Ever wonder how scientists measure the amount of Calories in your food? Remember that the process by which your body converts food into energy is not so different than how a fire converts fuel to heat. Scientists place a sample of food, for example 100grams of butter, into a machine called a bomb calorimeter. Under ideal, high-oxygen conditions, the sample is burned rapidly. It heats a known mass of water, and the change in temperature is measured. Just solve for Q and you’ve got your nutrition facts! Of course, once you know the heat energy contained in known masses of common ingredients like oil or flour, you can just add them together to find how many calories are in your tortilla chip. Probably easier than setting it on fire.

I think understanding the basic physical laws which govern energy exchange is important in daily life. If you understand heat transfer and phase changes, you can better understand the energy consumption of tasks like cooking or making coffee. Remember that calories or joules (units of energy) can be converted to watts per second/minute/hour (units of work). I imagine that it will become increasingly important as melting ice (a phase change if there ever was one) continues to affect our planet’s habitability. Take some time to brush up on your 9th grade science!

In case this wall of text was too much for you, here are some videos to help you understand.

The inimitable Bill Nye (30min episode):

Chemistry Lesson: Heat and Specific Heat Capacity (not quite so fun, but simple and informative). 12 minute presentation.

Doc Physics- Latent Heat of Fusion and Vaporization (9min)

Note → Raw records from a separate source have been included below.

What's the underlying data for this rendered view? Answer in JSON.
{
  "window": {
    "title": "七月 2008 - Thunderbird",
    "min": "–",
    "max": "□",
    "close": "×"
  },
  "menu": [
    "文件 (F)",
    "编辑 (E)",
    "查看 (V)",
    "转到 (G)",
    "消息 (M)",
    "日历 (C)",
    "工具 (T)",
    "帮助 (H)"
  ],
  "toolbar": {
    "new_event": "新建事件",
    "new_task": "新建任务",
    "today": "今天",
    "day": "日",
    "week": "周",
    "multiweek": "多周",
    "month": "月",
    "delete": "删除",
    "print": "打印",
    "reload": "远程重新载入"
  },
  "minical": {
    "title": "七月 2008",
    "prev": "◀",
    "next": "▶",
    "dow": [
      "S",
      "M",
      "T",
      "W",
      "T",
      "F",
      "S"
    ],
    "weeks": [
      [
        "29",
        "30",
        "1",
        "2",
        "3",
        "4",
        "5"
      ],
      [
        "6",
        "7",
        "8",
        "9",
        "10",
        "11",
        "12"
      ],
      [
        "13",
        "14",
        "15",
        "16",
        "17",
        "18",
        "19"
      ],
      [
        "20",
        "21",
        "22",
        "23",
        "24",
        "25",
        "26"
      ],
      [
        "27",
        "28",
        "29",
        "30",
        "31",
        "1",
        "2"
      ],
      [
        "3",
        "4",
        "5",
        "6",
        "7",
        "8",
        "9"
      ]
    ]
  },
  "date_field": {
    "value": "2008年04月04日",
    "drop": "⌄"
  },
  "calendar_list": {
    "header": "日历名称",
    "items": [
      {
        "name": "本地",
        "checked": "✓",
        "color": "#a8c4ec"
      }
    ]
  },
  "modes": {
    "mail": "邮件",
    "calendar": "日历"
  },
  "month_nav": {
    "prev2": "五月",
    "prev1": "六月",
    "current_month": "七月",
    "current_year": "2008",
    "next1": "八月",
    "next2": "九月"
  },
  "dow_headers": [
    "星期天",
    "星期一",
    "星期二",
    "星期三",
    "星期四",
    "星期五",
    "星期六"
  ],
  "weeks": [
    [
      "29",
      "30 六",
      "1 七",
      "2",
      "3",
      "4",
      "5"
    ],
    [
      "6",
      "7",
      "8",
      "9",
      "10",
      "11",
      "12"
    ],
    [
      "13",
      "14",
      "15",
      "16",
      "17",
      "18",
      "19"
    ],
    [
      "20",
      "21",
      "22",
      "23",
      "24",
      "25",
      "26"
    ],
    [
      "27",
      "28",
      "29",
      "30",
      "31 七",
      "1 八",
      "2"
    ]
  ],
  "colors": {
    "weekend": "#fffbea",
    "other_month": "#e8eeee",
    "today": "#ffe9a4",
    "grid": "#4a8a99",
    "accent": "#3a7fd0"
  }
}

5 thoughts on “Understanding Heat Exchange

  1. Nicely done Caleb. Having a knack to dissect the complicated into its various simple parts is a key skill. It would be great to see the proper terms added to some of your work, such as sensible heat, latent heat of vaporization, heat of solidification, saturated temperature, saturated pressure, Zeroth Law of Thermodynamics, and 1st Law of Thermodynamics. Perhaps these would be great additions for a Part-2? Kind Regards, Terry

  2. Nicely done, Caleb (glad you re-considered photosynthesis and the song!).

    I would ask you to celebrate what you know of science and include that in your work; do not be afraid of over-complicating, over-layering anything. This is the time for pushing your limits and going as far as you can — if not further. You can dumb down for the real world if you have to later on in life. This is your time to do just the opposite.

    Good work. Now do more!